Below is a block of records; repeat all of them exactly.

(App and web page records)

-----

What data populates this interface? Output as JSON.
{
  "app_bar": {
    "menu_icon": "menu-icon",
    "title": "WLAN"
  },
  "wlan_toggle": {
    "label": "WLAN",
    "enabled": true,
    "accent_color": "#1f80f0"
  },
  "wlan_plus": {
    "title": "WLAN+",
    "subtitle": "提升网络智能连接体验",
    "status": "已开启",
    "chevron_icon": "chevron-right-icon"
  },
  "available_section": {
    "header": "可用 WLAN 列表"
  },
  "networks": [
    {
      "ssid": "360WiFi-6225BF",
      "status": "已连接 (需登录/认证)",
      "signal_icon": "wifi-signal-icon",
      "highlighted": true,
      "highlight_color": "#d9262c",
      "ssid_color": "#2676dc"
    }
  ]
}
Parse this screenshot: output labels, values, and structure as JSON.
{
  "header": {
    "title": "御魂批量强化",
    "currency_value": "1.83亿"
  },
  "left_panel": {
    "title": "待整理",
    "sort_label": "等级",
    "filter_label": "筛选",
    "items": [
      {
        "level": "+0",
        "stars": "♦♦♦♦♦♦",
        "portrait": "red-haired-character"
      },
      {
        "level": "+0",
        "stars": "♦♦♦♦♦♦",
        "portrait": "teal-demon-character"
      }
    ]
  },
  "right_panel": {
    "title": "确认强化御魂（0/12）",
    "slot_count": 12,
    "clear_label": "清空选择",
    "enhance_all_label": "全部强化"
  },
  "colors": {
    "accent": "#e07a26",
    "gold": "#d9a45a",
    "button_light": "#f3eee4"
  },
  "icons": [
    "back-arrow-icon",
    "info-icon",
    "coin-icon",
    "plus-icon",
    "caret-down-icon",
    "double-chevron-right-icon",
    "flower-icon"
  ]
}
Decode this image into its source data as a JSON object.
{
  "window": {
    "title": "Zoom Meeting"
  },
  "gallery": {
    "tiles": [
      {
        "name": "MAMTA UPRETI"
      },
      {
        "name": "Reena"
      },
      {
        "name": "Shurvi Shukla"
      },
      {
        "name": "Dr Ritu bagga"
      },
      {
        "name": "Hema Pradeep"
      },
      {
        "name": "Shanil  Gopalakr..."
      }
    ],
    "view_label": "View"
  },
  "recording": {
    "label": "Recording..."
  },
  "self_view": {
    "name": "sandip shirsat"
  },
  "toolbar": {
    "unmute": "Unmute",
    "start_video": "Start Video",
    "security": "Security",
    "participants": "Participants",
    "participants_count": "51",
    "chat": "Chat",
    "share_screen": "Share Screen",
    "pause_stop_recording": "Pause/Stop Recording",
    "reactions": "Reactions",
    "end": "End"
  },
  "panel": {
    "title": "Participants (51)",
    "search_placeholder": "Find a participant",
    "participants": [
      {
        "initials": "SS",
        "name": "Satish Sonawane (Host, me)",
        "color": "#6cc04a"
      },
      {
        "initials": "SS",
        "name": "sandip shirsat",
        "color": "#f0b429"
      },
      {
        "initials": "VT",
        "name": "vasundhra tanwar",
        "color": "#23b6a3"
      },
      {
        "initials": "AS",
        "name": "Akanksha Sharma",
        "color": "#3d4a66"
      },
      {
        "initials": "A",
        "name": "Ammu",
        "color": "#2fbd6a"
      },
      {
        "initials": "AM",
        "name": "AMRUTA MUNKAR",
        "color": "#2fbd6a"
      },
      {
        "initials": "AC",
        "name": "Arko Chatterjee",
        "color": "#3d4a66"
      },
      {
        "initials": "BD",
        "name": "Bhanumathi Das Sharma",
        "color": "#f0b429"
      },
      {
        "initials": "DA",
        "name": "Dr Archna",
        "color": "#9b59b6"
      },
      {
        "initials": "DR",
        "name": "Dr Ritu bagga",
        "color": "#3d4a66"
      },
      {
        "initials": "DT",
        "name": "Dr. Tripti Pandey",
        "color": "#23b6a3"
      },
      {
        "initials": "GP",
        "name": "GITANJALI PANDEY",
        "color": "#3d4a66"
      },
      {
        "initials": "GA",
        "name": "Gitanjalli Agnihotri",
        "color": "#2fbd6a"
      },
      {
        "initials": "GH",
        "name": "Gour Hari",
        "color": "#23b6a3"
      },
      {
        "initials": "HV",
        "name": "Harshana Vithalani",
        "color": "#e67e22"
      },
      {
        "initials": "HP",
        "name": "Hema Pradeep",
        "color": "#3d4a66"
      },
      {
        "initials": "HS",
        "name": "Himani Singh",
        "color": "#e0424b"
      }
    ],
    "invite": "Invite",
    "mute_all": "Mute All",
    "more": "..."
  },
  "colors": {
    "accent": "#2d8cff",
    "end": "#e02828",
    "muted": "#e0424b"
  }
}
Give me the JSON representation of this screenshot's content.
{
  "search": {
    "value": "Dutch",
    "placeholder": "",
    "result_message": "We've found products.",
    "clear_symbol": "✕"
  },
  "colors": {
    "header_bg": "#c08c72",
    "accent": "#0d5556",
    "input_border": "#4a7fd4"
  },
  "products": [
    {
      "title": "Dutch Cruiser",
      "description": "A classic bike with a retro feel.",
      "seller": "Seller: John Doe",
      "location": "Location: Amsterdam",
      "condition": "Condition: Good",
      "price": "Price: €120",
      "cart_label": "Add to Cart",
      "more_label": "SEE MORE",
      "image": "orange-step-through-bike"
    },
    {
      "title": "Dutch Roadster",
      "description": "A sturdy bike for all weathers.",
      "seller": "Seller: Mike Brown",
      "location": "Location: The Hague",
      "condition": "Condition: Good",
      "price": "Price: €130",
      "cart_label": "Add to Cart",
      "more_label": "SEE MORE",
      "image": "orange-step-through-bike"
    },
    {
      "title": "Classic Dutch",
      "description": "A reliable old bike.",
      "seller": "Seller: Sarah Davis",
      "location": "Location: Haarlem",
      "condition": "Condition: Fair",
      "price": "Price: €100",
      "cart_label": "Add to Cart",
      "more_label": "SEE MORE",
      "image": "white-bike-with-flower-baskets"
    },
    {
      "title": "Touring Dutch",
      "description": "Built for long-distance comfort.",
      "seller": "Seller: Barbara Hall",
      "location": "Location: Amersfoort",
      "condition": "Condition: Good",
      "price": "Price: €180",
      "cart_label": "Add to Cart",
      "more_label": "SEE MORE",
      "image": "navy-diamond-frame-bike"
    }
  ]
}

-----

§ **Response below**
What data populates this interface? Output as JSON.
{
  "app_bar": {
    "menu_icon": "menu-icon",
    "title": "WLAN"
  },
  "wlan_toggle": {
    "label": "WLAN",
    "enabled": true,
    "accent_color": "#1f80f0"
  },
  "wlan_plus": {
    "title": "WLAN+",
    "subtitle": "提升网络智能连接体验",
    "status": "已开启",
    "chevron_icon": "chevron-right-icon"
  },
  "available_section": {
    "header": "可用 WLAN 列表"
  },
  "networks": [
    {
      "ssid": "360WiFi-6225BF",
      "status": "已连接 (需登录/认证)",
      "signal_icon": "wifi-signal-icon",
      "highlighted": true,
      "highlight_color": "#d9262c",
      "ssid_color": "#2676dc"
    }
  ]
}
Parse this screenshot: output labels, values, and structure as JSON.
{
  "header": {
    "title": "御魂批量强化",
    "currency_value": "1.83亿"
  },
  "left_panel": {
    "title": "待整理",
    "sort_label": "等级",
    "filter_label": "筛选",
    "items": [
      {
        "level": "+0",
        "stars": "♦♦♦♦♦♦",
        "portrait": "red-haired-character"
      },
      {
        "level": "+0",
        "stars": "♦♦♦♦♦♦",
        "portrait": "teal-demon-character"
      }
    ]
  },
  "right_panel": {
    "title": "确认强化御魂（0/12）",
    "slot_count": 12,
    "clear_label": "清空选择",
    "enhance_all_label": "全部强化"
  },
  "colors": {
    "accent": "#e07a26",
    "gold": "#d9a45a",
    "button_light": "#f3eee4"
  },
  "icons": [
    "back-arrow-icon",
    "info-icon",
    "coin-icon",
    "plus-icon",
    "caret-down-icon",
    "double-chevron-right-icon",
    "flower-icon"
  ]
}
Decode this image into its source data as a JSON object.
{
  "window": {
    "title": "Zoom Meeting"
  },
  "gallery": {
    "tiles": [
      {
        "name": "MAMTA UPRETI"
      },
      {
        "name": "Reena"
      },
      {
        "name": "Shurvi Shukla"
      },
      {
        "name": "Dr Ritu bagga"
      },
      {
        "name": "Hema Pradeep"
      },
      {
        "name": "Shanil  Gopalakr..."
      }
    ],
    "view_label": "View"
  },
  "recording": {
    "label": "Recording..."
  },
  "self_view": {
    "name": "sandip shirsat"
  },
  "toolbar": {
    "unmute": "Unmute",
    "start_video": "Start Video",
    "security": "Security",
    "participants": "Participants",
    "participants_count": "51",
    "chat": "Chat",
    "share_screen": "Share Screen",
    "pause_stop_recording": "Pause/Stop Recording",
    "reactions": "Reactions",
    "end": "End"
  },
  "panel": {
    "title": "Participants (51)",
    "search_placeholder": "Find a participant",
    "participants": [
      {
        "initials": "SS",
        "name": "Satish Sonawane (Host, me)",
        "color": "#6cc04a"
      },
      {
        "initials": "SS",
        "name": "sandip shirsat",
        "color": "#f0b429"
      },
      {
        "initials": "VT",
        "name": "vasundhra tanwar",
        "color": "#23b6a3"
      },
      {
        "initials": "AS",
        "name": "Akanksha Sharma",
        "color": "#3d4a66"
      },
      {
        "initials": "A",
        "name": "Ammu",
        "color": "#2fbd6a"
      },
      {
        "initials": "AM",
        "name": "AMRUTA MUNKAR",
        "color": "#2fbd6a"
      },
      {
        "initials": "AC",
        "name": "Arko Chatterjee",
        "color": "#3d4a66"
      },
      {
        "initials": "BD",
        "name": "Bhanumathi Das Sharma",
        "color": "#f0b429"
      },
      {
        "initials": "DA",
        "name": "Dr Archna",
        "color": "#9b59b6"
      },
      {
        "initials": "DR",
        "name": "Dr Ritu bagga",
        "color": "#3d4a66"
      },
      {
        "initials": "DT",
        "name": "Dr. Tripti Pandey",
        "color": "#23b6a3"
      },
      {
        "initials": "GP",
        "name": "GITANJALI PANDEY",
        "color": "#3d4a66"
      },
      {
        "initials": "GA",
        "name": "Gitanjalli Agnihotri",
        "color": "#2fbd6a"
      },
      {
        "initials": "GH",
        "name": "Gour Hari",
        "color": "#23b6a3"
      },
      {
        "initials": "HV",
        "name": "Harshana Vithalani",
        "color": "#e67e22"
      },
      {
        "initials": "HP",
        "name": "Hema Pradeep",
        "color": "#3d4a66"
      },
      {
        "initials": "HS",
        "name": "Himani Singh",
        "color": "#e0424b"
      }
    ],
    "invite": "Invite",
    "mute_all": "Mute All",
    "more": "..."
  },
  "colors": {
    "accent": "#2d8cff",
    "end": "#e02828",
    "muted": "#e0424b"
  }
}
Give me the JSON representation of this screenshot's content.
{
  "search": {
    "value": "Dutch",
    "placeholder": "",
    "result_message": "We've found products.",
    "clear_symbol": "✕"
  },
  "colors": {
    "header_bg": "#c08c72",
    "accent": "#0d5556",
    "input_border": "#4a7fd4"
  },
  "products": [
    {
      "title": "Dutch Cruiser",
      "description": "A classic bike with a retro feel.",
      "seller": "Seller: John Doe",
      "location": "Location: Amsterdam",
      "condition": "Condition: Good",
      "price": "Price: €120",
      "cart_label": "Add to Cart",
      "more_label": "SEE MORE",
      "image": "orange-step-through-bike"
    },
    {
      "title": "Dutch Roadster",
      "description": "A sturdy bike for all weathers.",
      "seller": "Seller: Mike Brown",
      "location": "Location: The Hague",
      "condition": "Condition: Good",
      "price": "Price: €130",
      "cart_label": "Add to Cart",
      "more_label": "SEE MORE",
      "image": "orange-step-through-bike"
    },
    {
      "title": "Classic Dutch",
      "description": "A reliable old bike.",
      "seller": "Seller: Sarah Davis",
      "location": "Location: Haarlem",
      "condition": "Condition: Fair",
      "price": "Price: €100",
      "cart_label": "Add to Cart",
      "more_label": "SEE MORE",
      "image": "white-bike-with-flower-baskets"
    },
    {
      "title": "Touring Dutch",
      "description": "Built for long-distance comfort.",
      "seller": "Seller: Barbara Hall",
      "location": "Location: Amersfoort",
      "condition": "Condition: Good",
      "price": "Price: €180",
      "cart_label": "Add to Cart",
      "more_label": "SEE MORE",
      "image": "navy-diamond-frame-bike"
    }
  ]
}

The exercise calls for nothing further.